402 474 6626 susiewindle@gmail.com

When babies reach six to eight months of age, separation distress kicks in . . . and it often continues in some form until children are well over five years old. Understand that your child is not being “needy” or “clingy” when he or she can tell you’re about to leave and begins to fuss. Rather, a separation distress system in your child’s lower brain is activating. This separation distress system is genetically programmed to be hypersensitive early in life. It is part of our survival system.

When you leave, children don’t know that you will be returning soon, and you really can’t get the concept of your return across to them because the verbal centers in their brains aren’t completely online yet. When a child is suffering and hurting because of the absence of the parent, the same parts of the brain are activated as when they feel physical pain. Emotional pain should be taken seriously. Do not underestimate the powerful hormonal reactions in the brain and body.

Some people think a child becomes clingy because he or she has been loved too much, is spoiled, or is treated too “softly.” No evidence supports the theory that anxious attachment is the result of excessive parental affection or attention. In fact, when your child is feeling unsafe and “tells” you by clinging, he or she needs support from you.

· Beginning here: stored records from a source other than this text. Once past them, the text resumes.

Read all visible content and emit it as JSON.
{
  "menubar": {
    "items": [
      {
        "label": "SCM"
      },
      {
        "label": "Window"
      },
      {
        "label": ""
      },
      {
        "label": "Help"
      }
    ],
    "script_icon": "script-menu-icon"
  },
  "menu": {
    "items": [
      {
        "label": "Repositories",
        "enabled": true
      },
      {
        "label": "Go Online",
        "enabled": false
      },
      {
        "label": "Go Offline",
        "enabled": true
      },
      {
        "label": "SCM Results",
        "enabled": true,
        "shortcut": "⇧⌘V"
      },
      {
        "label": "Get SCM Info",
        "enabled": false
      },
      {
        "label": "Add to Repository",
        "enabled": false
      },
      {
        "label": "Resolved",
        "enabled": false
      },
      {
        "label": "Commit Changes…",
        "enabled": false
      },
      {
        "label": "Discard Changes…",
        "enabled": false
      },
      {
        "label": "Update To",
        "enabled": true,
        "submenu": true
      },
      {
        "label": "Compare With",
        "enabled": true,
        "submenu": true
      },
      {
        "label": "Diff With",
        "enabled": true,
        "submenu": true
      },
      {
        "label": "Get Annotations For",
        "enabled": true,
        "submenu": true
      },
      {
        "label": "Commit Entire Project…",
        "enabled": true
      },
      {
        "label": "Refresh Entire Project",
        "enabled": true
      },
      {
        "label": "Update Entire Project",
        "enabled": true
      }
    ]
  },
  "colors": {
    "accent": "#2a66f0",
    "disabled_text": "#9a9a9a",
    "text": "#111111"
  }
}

Through clinging, your child is trying to change the balance of the emotional chemistry in his or her brain. Your child wants to feel calmer.

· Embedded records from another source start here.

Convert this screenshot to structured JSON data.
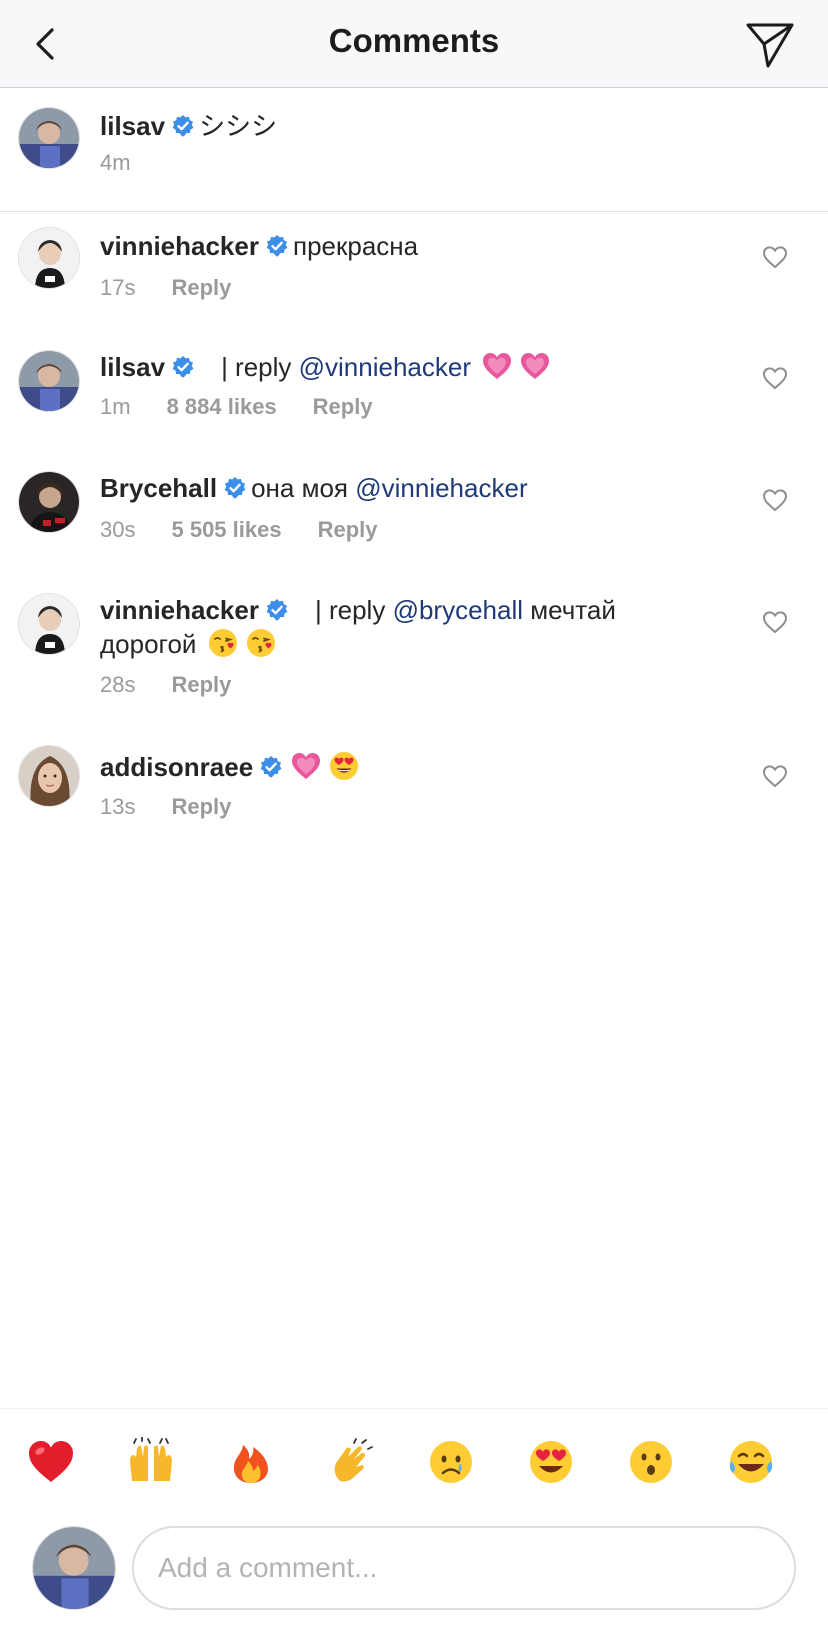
{
  "header": {
    "title": "Comments"
  },
  "caption": {
    "username": "lilsav",
    "text": "シシシ",
    "time": "4m"
  },
  "comments": [
    {
      "username": "vinniehacker",
      "text": "прекрасна",
      "time": "17s",
      "reply": "Reply"
    },
    {
      "username": "lilsav",
      "reply_prefix": "| reply",
      "mention": "@vinniehacker",
      "time": "1m",
      "likes": "8 884 likes",
      "reply": "Reply"
    },
    {
      "username": "Brycehall",
      "text": "она моя",
      "mention": "@vinniehacker",
      "time": "30s",
      "likes": "5 505 likes",
      "reply": "Reply"
    },
    {
      "username": "vinniehacker",
      "reply_prefix": "| reply",
      "mention": "@brycehall",
      "text": "мечтай",
      "text2": "дорогой",
      "time": "28s",
      "reply": "Reply"
    },
    {
      "username": "addisonraee",
      "time": "13s",
      "reply": "Reply"
    }
  ],
  "emoji_bar": [
    "heart-emoji",
    "raised-hands-emoji",
    "fire-emoji",
    "clapping-emoji",
    "crying-emoji",
    "heart-eyes-emoji",
    "surprised-emoji",
    "laughing-emoji"
  ],
  "input": {
    "placeholder": "Add a comment..."
  },
  "colors": {
    "mention": "#1e3a78",
    "verified": "#3d8ee8",
    "meta": "#9a9a9a"
  }
}
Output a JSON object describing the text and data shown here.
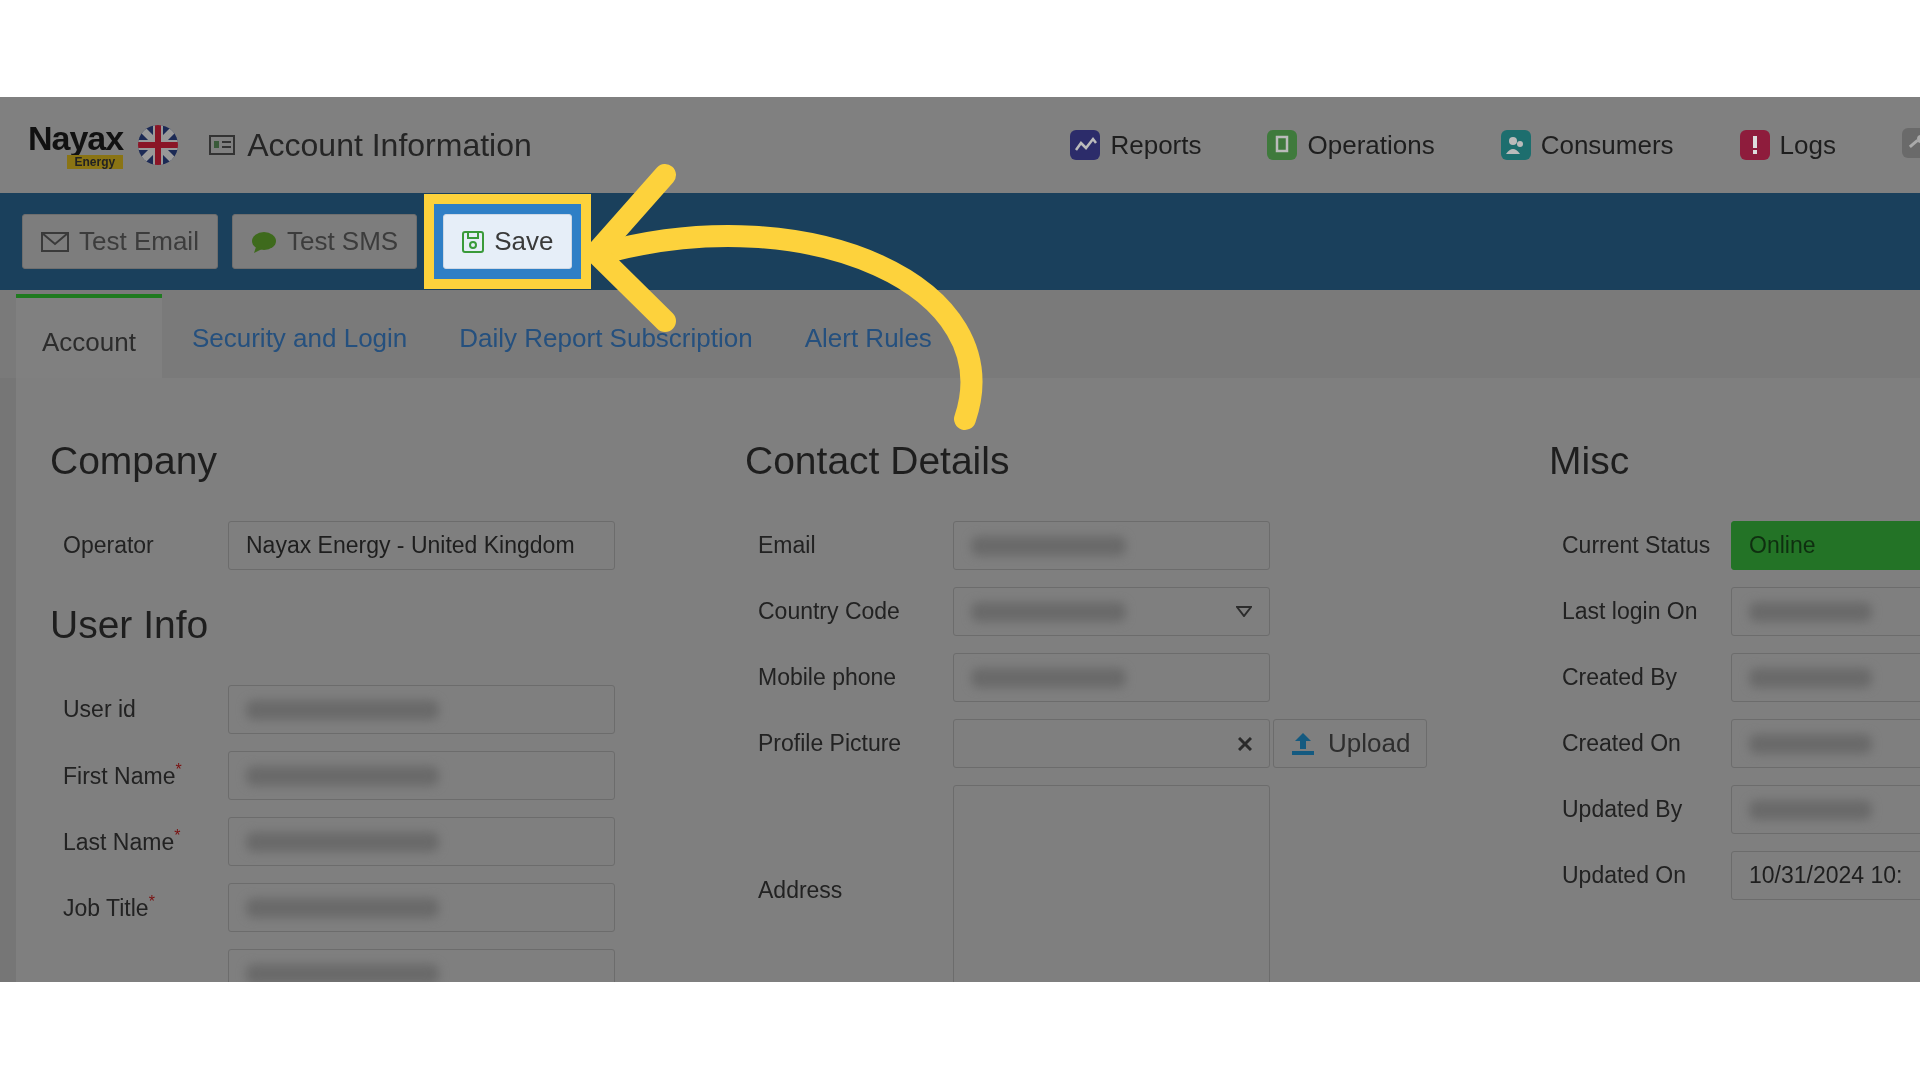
{
  "header": {
    "logo": {
      "word": "Nayax",
      "sub": "Energy"
    },
    "page_title": "Account Information",
    "nav": [
      {
        "label": "Reports",
        "kind": "chart",
        "color": "#2c2c6a"
      },
      {
        "label": "Operations",
        "kind": "machine",
        "color": "#3f7a3c"
      },
      {
        "label": "Consumers",
        "kind": "people",
        "color": "#1d6e6e"
      },
      {
        "label": "Logs",
        "kind": "alert",
        "color": "#8e1c3c"
      },
      {
        "kind": "key",
        "color": "#6a6a6a"
      }
    ]
  },
  "toolbar": {
    "buttons": [
      {
        "label": "Test Email",
        "kind": "email",
        "highlighted": false
      },
      {
        "label": "Test SMS",
        "kind": "sms",
        "highlighted": false
      },
      {
        "label": "Save",
        "kind": "save",
        "highlighted": true
      }
    ]
  },
  "tabs": [
    {
      "label": "Account",
      "selected": true
    },
    {
      "label": "Security and Login",
      "selected": false
    },
    {
      "label": "Daily Report Subscription",
      "selected": false
    },
    {
      "label": "Alert Rules",
      "selected": false
    }
  ],
  "company": {
    "title": "Company",
    "fields": [
      {
        "label": "Operator",
        "kind": "text",
        "value": "Nayax Energy - United Kingdom"
      }
    ]
  },
  "user_info": {
    "title": "User Info",
    "fields": [
      {
        "label": "User id",
        "kind": "text",
        "redacted": true
      },
      {
        "label": "First Name$^{*}$",
        "kind": "text",
        "redacted": true
      },
      {
        "label": "Last Name$^{*}$",
        "kind": "text",
        "redacted": true
      },
      {
        "label": "Job Title$^{*}$",
        "kind": "text",
        "redacted": true
      },
      {
        "kind": "text",
        "redacted": true
      }
    ]
  },
  "contact": {
    "title": "Contact Details",
    "fields": [
      {
        "label": "Email",
        "kind": "text",
        "redacted": true
      },
      {
        "label": "Country Code",
        "kind": "select",
        "redacted": true
      },
      {
        "label": "Mobile phone",
        "kind": "text",
        "redacted": true
      },
      {
        "label": "Profile Picture",
        "kind": "file",
        "button": "Upload"
      },
      {
        "label": "Address",
        "kind": "textarea"
      }
    ]
  },
  "misc": {
    "title": "Misc",
    "fields": [
      {
        "label": "Current Status",
        "kind": "status",
        "value": "Online"
      },
      {
        "label": "Last login On",
        "kind": "text",
        "redacted": true
      },
      {
        "label": "Created By",
        "kind": "text",
        "redacted": true
      },
      {
        "label": "Created On",
        "kind": "text",
        "redacted": true
      },
      {
        "label": "Updated By",
        "kind": "text",
        "redacted": true
      },
      {
        "label": "Updated On",
        "kind": "text",
        "value": "10/31/2024 10:"
      }
    ]
  }
}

So, when you need to leave your child, don’t rush off. Leaving in a rush will send your child’s stress chemicals and stress hormones up. Rather than leaving hurriedly, try to have quality time with your child before you leave. Hold your child very close. This closeness activates oxytocin and opioids in your child’s brain and helps to calm your child. In addition, by holding your child close, your child gets to find you before he or she loses you. Let your child have a memory of a calm, soothing parent.

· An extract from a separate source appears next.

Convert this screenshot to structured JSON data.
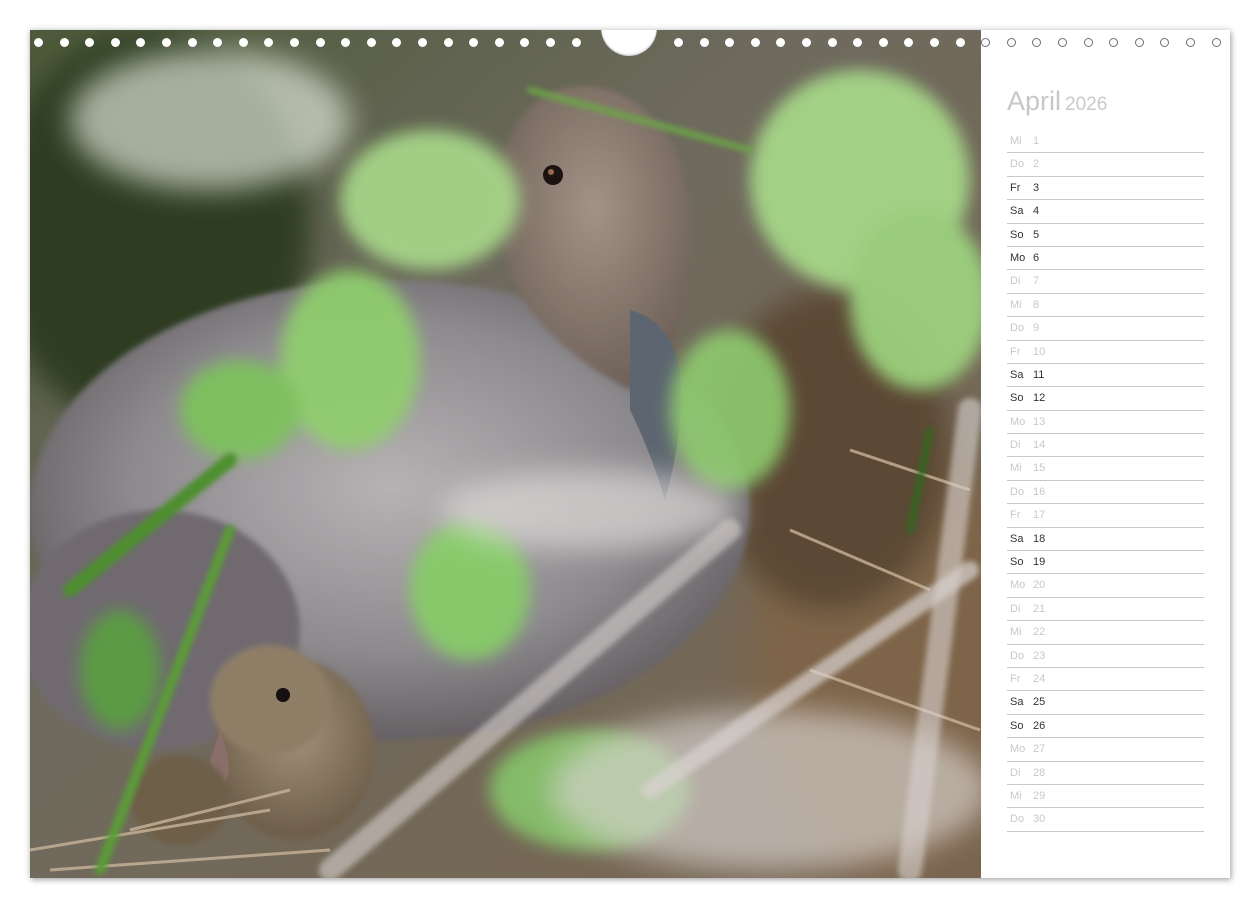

You are your child’s world.

More to consider: Plan ahead . . .

Leave your child something to remind him or her of you—such as a scarf that smells like you or a warm, loving message on a recorder. Your child can hear your voice whenever he or she wants to while you are gone.